The second half commences. From the get-go, we're trying to calm down: there is still a lot of time to play before the fate of our regular season is decided.
Word arrives that Dallas now leads San Jose 2-1. Anxiety creeps back into the room: if Dallas wins, RBNY has to win to get the Shield. The game seems to get more tense, despite that two-goal cushion. Then Chicago switches up and gets their attack in motion. Gilberto puts one away with a nice scissor kick, and sends terror and despair to a Manhattan bar.
The next 15 minutes seemed to be nothing but attack after attack from the Fire. We know our club's history. All those years without a win in Chicago.

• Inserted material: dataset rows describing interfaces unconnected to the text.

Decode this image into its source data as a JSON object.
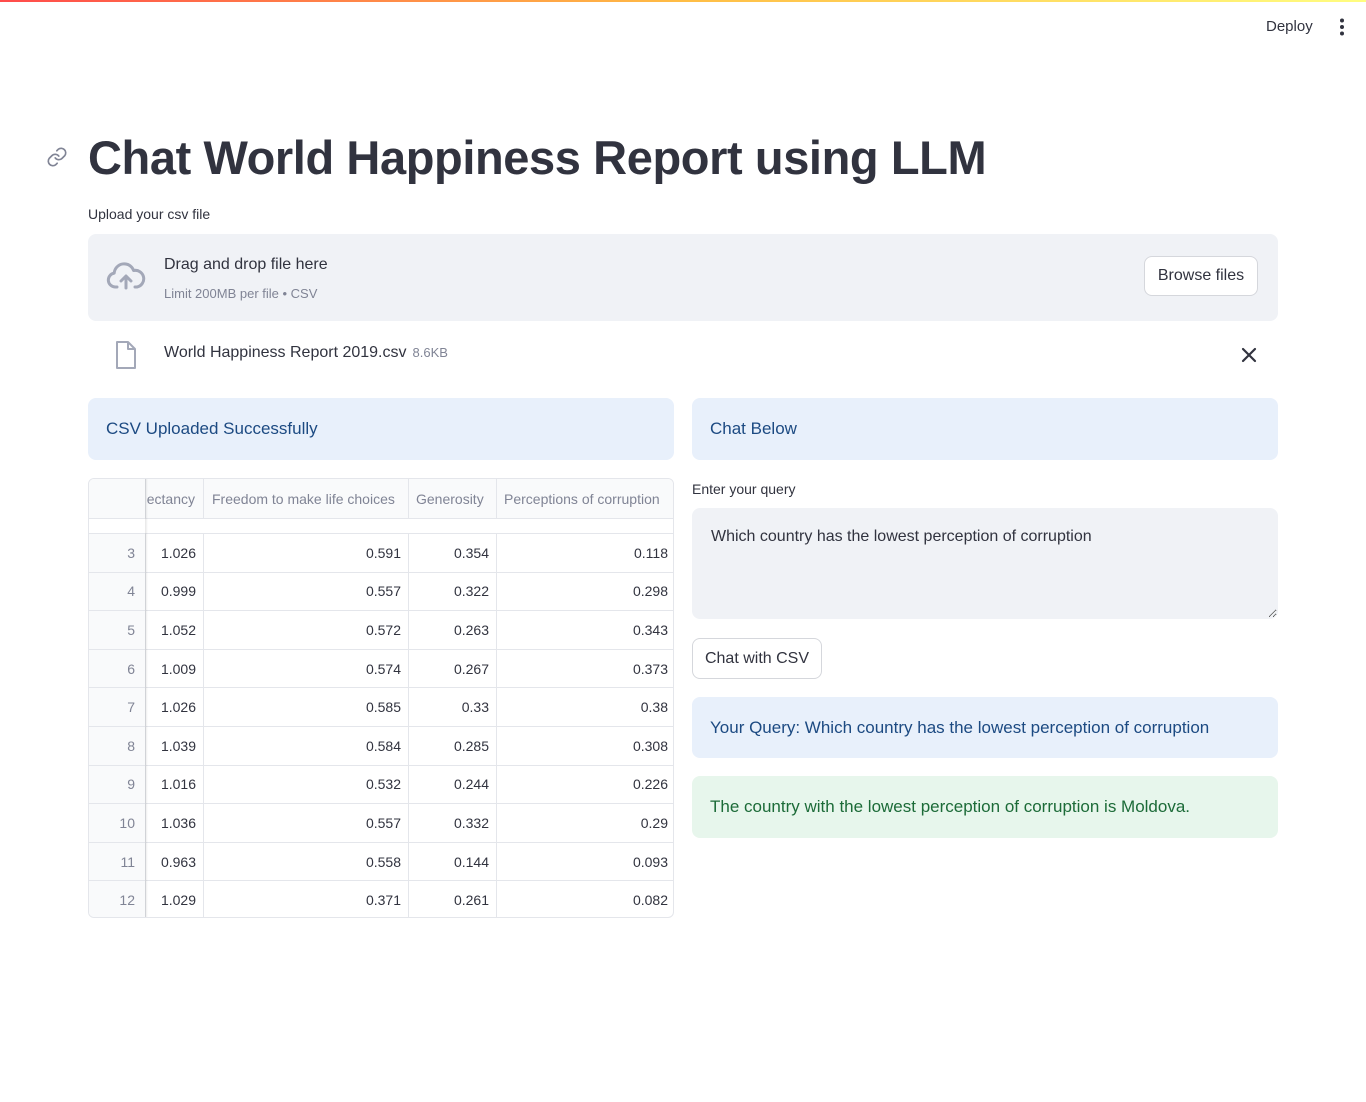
{
  "header": {
    "deploy_label": "Deploy"
  },
  "page": {
    "title": "Chat World Happiness Report using LLM"
  },
  "uploader": {
    "label": "Upload your csv file",
    "drop_title": "Drag and drop file here",
    "drop_subtitle": "Limit 200MB per file • CSV",
    "browse_label": "Browse files"
  },
  "file": {
    "name": "World Happiness Report 2019.csv",
    "size": "8.6KB"
  },
  "left": {
    "status": "CSV Uploaded Successfully"
  },
  "table": {
    "columns": [
      "ectancy",
      "Freedom to make life choices",
      "Generosity",
      "Perceptions of corruption"
    ],
    "rows": [
      {
        "idx": "3",
        "cells": [
          "1.026",
          "0.591",
          "0.354",
          "0.118"
        ]
      },
      {
        "idx": "4",
        "cells": [
          "0.999",
          "0.557",
          "0.322",
          "0.298"
        ]
      },
      {
        "idx": "5",
        "cells": [
          "1.052",
          "0.572",
          "0.263",
          "0.343"
        ]
      },
      {
        "idx": "6",
        "cells": [
          "1.009",
          "0.574",
          "0.267",
          "0.373"
        ]
      },
      {
        "idx": "7",
        "cells": [
          "1.026",
          "0.585",
          "0.33",
          "0.38"
        ]
      },
      {
        "idx": "8",
        "cells": [
          "1.039",
          "0.584",
          "0.285",
          "0.308"
        ]
      },
      {
        "idx": "9",
        "cells": [
          "1.016",
          "0.532",
          "0.244",
          "0.226"
        ]
      },
      {
        "idx": "10",
        "cells": [
          "1.036",
          "0.557",
          "0.332",
          "0.29"
        ]
      },
      {
        "idx": "11",
        "cells": [
          "0.963",
          "0.558",
          "0.144",
          "0.093"
        ]
      },
      {
        "idx": "12",
        "cells": [
          "1.029",
          "0.371",
          "0.261",
          "0.082"
        ]
      }
    ]
  },
  "right": {
    "status": "Chat Below",
    "query_label": "Enter your query",
    "query_value": "Which country has the lowest perception of corruption",
    "chat_button": "Chat with CSV",
    "query_echo": "Your Query: Which country has the lowest perception of corruption",
    "answer": "The country with the lowest perception of corruption is Moldova."
  },
  "colors": {
    "info_bg": "#e8f0fb",
    "info_text": "#1c4a82",
    "success_bg": "#e7f6ec",
    "success_text": "#1c6b38",
    "accent": "#ff4b4b"
  },
  "icons": {
    "menu": "more-vertical-icon",
    "link": "link-icon",
    "upload": "cloud-upload-icon",
    "file": "file-icon",
    "close": "close-icon"
  }
}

It felt like an equalizer was inevitable.
But the clearances were made. Heads, feet - fortunately no arms or hands, except those of Luis Robles - intercept the Fire's persistent forays into our penalty area. Every block, punt or header brings joy. But the team is trying to absorb pressure. This game needs to end before Chicago finds a way through. "Blow the whistle" is in every head in the bar minds, but we are too paralyzed to say it out loud.
FINALLY, the whistle goes. The Red Bulls win the game, the Red Bulls win the Supporters' Shield! For the second time in three years!
Mass hysteria takes over. We are in a circle in the center of the bar, gripping each other's shoulders, jumping up and down, singing everything that comes to mind. At some point, we were showered by every type of alcohol at large in the room .At some point, I lost my breath. I don't remember when, I don't remember ever letting up from simply screaming and jumping. It was sheer joy.
ESC, VA, and GSU now eagerly await the return of the Shield for its presentation, and for everyone to try to snatch a picture with our beloved Shieldy. Those pictures might last as long as my memory of the day we won the right to take them. Vamos Metro!